Another thing is memory management. Since only global variables are static, p-code programs are dynamically relocatable. As Pascal allows for program segmentation, which means that you can split a large program into segmented procedures, which only need to be resident in memory when they are actually running, code may be moved around in the system at runtime, if the system runs out of memory when attempting to call a procedure that's currently on disk only.
The UCSD p-system Pascal compiler also allows separate compilation, using units. That means you can have a library of functions you frequently use, like the sprite functions in this case, and make them available to you just by writing uses sprite in the code. Everything else is automatic. It's mentioned above that the p-system couldn't find the sprite unit unless the compiler disk was in drive #4:. That's because the system was started with the file SYSTEM.LIBRARY in that drive, and there's no library reference file active to tell the system where else to look for it. The p-system is flexible enough to have any number of separate libraries available, even on different drives, but if you have that, you have to write a text file that lists the libraries that are available, including the drive number or disk name where they reside, and register the name of this library map file inside the p-system.
Putting everything together, I've not found any language available to the 99/4A to be faster than Pascal. But then I count the whole software development process, not just the time it's executing. I'm not too frequently helped by a program that runs in seconds instead of minutes, if the first one takes weeks to develop and the second only days. The slow program will be ready long before the fast one anyway.
There are of course things that require faster speed than Pascal can support. Then it's good that linking assembly routines is fairly simple. I typically develop programs in Pascal only (provided I don't need some thing that can't be done in Pascal), and then, when I know it's working, convert time critical routines to assembly if I feel it's worth the effort. Sometimes you can simply code something using the special intrinsics that area in UCSD Pascal to facilitate the whole operating system to be written in Pascal to improve your own programs.
In the specific case here, moving sprites around, I don't know what takes so much time. Maybe the sprite library, which is pretty flexible, has a speed penalty for that. I've hardly ever used sprites in Pascal, so I don't know.
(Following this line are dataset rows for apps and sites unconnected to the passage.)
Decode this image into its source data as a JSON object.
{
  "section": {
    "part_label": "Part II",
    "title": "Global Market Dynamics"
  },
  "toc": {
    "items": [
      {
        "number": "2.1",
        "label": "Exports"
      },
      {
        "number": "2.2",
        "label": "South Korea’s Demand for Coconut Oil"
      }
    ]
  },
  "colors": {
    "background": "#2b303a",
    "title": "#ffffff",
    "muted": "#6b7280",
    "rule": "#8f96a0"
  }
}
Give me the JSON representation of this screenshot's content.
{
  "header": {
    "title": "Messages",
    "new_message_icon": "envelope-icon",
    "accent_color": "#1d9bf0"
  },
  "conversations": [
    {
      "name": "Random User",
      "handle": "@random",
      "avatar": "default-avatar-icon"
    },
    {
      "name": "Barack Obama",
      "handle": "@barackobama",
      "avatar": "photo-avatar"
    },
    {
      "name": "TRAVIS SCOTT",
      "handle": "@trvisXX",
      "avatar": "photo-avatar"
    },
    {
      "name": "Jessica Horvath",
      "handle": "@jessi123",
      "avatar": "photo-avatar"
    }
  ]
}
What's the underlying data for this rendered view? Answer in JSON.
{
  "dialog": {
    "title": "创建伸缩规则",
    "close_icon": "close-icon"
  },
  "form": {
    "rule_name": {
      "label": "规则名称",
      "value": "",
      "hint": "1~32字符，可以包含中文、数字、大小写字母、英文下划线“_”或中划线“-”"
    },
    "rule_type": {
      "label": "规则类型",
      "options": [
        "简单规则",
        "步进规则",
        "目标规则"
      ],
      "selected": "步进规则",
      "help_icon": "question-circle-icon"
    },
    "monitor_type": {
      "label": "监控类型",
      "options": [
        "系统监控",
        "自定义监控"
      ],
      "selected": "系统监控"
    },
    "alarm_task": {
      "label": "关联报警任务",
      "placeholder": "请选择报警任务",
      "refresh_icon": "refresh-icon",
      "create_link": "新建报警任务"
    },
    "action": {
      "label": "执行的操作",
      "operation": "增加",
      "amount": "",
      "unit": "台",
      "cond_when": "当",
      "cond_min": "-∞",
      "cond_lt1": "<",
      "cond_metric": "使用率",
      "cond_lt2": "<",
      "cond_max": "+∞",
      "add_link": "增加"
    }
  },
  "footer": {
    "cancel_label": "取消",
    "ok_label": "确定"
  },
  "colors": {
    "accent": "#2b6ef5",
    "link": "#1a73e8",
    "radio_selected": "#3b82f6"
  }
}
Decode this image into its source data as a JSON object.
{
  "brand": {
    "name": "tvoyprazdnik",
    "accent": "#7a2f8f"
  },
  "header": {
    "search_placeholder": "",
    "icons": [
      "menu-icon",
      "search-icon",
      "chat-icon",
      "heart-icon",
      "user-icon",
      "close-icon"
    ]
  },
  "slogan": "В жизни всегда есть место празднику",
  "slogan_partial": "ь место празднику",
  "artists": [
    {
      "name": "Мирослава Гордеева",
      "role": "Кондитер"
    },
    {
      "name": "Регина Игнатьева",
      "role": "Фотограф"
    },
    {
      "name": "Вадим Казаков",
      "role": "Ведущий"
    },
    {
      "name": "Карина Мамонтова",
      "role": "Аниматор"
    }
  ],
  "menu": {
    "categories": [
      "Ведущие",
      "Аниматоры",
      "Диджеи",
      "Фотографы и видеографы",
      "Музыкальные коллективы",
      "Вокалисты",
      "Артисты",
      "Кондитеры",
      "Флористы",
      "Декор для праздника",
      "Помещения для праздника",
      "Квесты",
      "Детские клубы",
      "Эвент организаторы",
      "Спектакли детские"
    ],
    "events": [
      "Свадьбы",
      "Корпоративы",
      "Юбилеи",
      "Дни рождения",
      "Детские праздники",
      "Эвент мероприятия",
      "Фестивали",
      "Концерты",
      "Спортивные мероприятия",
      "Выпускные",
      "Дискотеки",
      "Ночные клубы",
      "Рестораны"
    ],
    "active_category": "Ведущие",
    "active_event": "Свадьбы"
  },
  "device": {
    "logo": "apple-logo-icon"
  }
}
At least 99% of the time I've stayed in the default VDP mode, which is 40 characters wide, text only.
The p-system loads code in the primary code pool first, if there's space available. For this short program, there definitely is. The alternate code pool runs slightly faster, though. I presume you haven't tried changing the language type from pseudo to m_9900, have you? Doing that forces the system to load the code in the secondary code pool.
To wrap it up, the flexibility and operating system support the p-system offers is unique within the 99/4A scope. The largest application I've written for the 99/4A is a bit above 4000 source code lines. That's quite a lot for a system with only 48 K RAM, but it runs.